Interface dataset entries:
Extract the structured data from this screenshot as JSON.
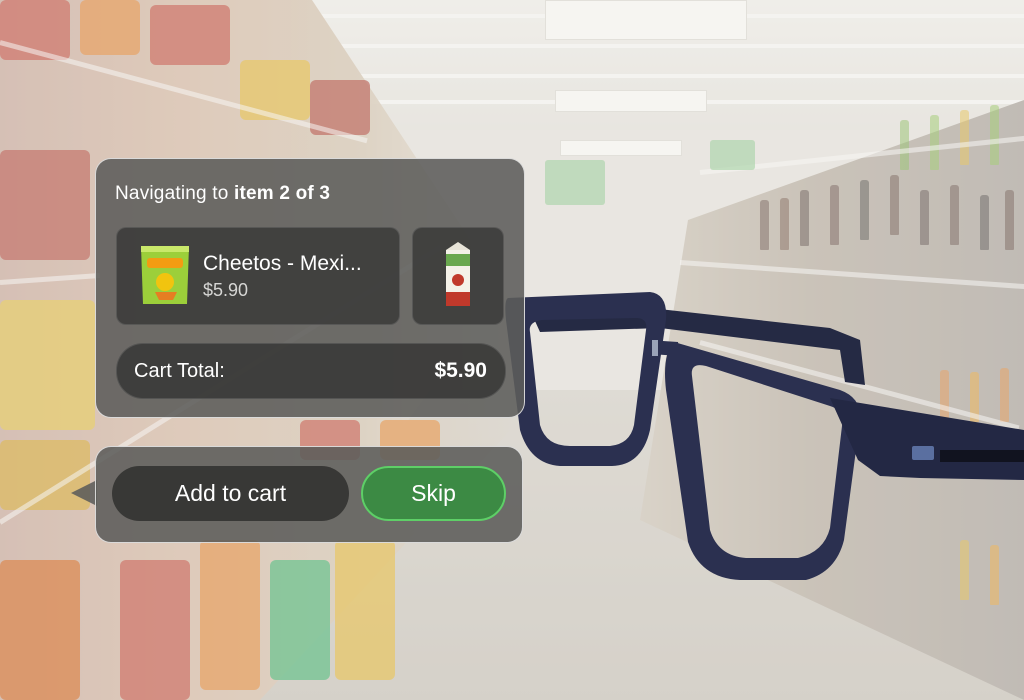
{
  "navigation": {
    "title_prefix": "Navigating to ",
    "title_emphasis": "item 2 of 3"
  },
  "current_item": {
    "name": "Cheetos - Mexi...",
    "price": "$5.90",
    "thumbnail": "cheetos-bag-icon",
    "color": "#9ccf3a"
  },
  "next_item": {
    "thumbnail": "milk-carton-icon",
    "color": "#c0392b"
  },
  "cart": {
    "label": "Cart Total:",
    "total": "$5.90"
  },
  "actions": {
    "add_label": "Add to cart",
    "skip_label": "Skip",
    "skip_color": "#3c8a44"
  },
  "device": {
    "icon": "smart-glasses-icon"
  }
}
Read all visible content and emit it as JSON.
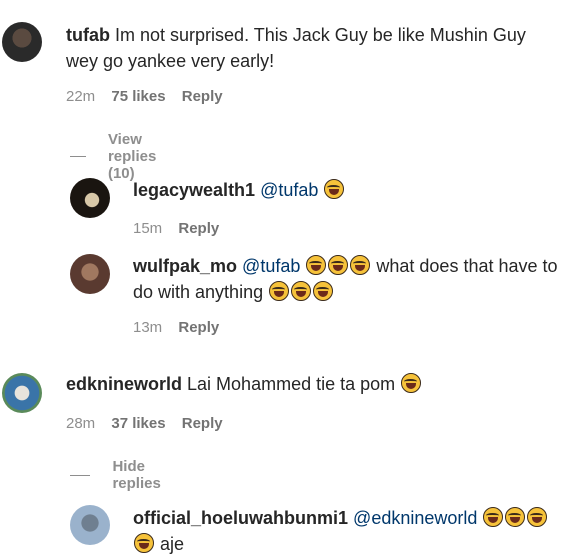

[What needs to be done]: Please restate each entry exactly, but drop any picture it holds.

[Solution to the exercise]:
Extract the structured data from this screenshot as JSON.
{
  "navigation": {
    "title_prefix": "Navigating to ",
    "title_emphasis": "item 2 of 3"
  },
  "current_item": {
    "name": "Cheetos - Mexi...",
    "price": "$5.90",
    "thumbnail": "cheetos-bag-icon",
    "color": "#9ccf3a"
  },
  "next_item": {
    "thumbnail": "milk-carton-icon",
    "color": "#c0392b"
  },
  "cart": {
    "label": "Cart Total:",
    "total": "$5.90"
  },
  "actions": {
    "add_label": "Add to cart",
    "skip_label": "Skip",
    "skip_color": "#3c8a44"
  },
  "device": {
    "icon": "smart-glasses-icon"
  }
}
Read all visible content and emit it as JSON.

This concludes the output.